Hunger Action Week: What You Can Do
Hunger Action Week 2012 is over, but it’s never too late to take action against hunger in our community. Find United Way of King County on Facebook, and Twitter—and tell us your thoughts and how you’re staying involved (#HungerFreeKC and @UnitedWayKC). Thanks for standing with United Way against hunger
Step out into the community
Your helping hands make a huge difference in ending hunger. Here are a few ways you can share your time and talents.
- Help keep the Pike Market Food Bank’s shelves stocked.
- Serve or bag food at the St. Vincent de Paul food bank.
- Prepare lunch for others or become a bakery pick-up driver with St. Mary’s food bank.
- Welcome guests to the YWCA East Cherry branch’s food drive.
- Join the Meal Team for Homeless Youth at Street Youth Ministries.
- Be a driver for the Rose of Lima House.
- Deliver groceries, through the Food Bank at St. Mary's, to homebound Seattle residents.
- Collect food for the Lifelong AIDS Alliance’s Care to Shop program.
- Work with Seattle Tilth’s Rainier Beach Urban Farm and Wetlands.
- Coordinate feeding programs with The World is Fun! in Seattle.
Who's Hungry? Here Are The Facts.
Read up on these hunger stats to learn about what hunger looks like in our community.
- 1 in 5 kids is at risk of hunger.
- Nearly 50 percent of people using King County food banks make more than 200 percent more than the federal poverty line.
- King County residents don’t have equal access to healthy food. "Food deserts" are found in south Seattle and south King County.
- In the last four years, Seattle food banks have seen a 30 percent increase in the number of clients coming to them for help. At the same time, they've had a 31 percent decline in donations.
- In 2007, 6.8 percent of residents in King County needed help putting food on the table. In 2011, that number rose to 13.4 percent.
- In the last five years, food banks have seen a 26 percent increase in clients with children. In the same period, they have seen an increase of 45 percent in senior clientele.

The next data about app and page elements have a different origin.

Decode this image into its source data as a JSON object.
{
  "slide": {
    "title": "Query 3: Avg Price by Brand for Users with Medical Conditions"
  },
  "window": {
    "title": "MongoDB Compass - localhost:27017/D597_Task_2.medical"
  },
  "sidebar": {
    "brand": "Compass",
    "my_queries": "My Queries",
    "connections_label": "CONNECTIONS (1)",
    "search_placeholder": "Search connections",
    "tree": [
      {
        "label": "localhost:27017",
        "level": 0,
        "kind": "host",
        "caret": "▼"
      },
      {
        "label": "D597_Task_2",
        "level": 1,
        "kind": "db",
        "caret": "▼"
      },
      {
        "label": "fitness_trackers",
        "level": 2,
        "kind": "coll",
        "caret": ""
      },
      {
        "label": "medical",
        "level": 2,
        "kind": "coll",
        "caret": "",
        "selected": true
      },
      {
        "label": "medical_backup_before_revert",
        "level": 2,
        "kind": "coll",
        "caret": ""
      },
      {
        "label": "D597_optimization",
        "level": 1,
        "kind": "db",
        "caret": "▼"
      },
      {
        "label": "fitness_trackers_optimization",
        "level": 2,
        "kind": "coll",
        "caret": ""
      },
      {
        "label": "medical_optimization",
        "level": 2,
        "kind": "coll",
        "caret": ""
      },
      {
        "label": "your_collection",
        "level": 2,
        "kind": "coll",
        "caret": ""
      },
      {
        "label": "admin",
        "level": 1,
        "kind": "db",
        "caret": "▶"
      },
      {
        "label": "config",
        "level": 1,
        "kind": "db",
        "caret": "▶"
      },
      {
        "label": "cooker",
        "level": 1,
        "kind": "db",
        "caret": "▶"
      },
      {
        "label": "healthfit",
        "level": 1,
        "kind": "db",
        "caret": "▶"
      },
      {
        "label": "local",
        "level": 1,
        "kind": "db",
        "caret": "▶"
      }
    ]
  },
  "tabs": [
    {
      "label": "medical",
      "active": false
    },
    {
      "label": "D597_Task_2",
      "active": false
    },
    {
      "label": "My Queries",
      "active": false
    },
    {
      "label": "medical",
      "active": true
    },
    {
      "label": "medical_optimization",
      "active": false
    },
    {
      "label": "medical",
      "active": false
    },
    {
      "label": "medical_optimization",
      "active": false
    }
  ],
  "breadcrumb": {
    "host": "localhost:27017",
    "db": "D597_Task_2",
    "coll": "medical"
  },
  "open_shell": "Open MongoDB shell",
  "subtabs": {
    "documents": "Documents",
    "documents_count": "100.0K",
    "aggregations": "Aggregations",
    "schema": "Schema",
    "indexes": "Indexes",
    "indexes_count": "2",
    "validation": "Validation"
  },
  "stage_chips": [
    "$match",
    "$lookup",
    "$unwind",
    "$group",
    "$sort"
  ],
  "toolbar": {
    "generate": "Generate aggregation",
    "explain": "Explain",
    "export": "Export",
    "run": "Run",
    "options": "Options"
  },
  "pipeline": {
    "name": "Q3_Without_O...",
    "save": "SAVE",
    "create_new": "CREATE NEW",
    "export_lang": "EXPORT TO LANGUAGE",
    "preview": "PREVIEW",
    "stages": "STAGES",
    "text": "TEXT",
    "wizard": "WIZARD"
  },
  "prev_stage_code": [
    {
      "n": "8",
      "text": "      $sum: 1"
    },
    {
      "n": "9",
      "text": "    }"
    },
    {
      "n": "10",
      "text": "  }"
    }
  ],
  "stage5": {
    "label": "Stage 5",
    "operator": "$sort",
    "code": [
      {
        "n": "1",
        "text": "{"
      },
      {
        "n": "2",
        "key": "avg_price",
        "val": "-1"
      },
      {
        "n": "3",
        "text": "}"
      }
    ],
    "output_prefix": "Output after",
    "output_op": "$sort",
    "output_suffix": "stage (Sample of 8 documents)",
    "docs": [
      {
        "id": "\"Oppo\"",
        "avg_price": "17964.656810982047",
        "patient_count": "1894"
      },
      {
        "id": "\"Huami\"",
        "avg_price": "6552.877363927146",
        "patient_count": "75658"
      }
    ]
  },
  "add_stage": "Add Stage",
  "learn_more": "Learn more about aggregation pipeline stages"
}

- Food Lifeline’s Missing Meals Report shows that more than 163 million meals are still needed each year in western Washington to ensure that all low-income families and individuals have three nutritious meals a day.
- More than 45 percent of the individuals using a food bank, meal program or shelter in western Washington have some form of post-secondary education. About 9 percent are experiencing homelessness.
Stay in the action!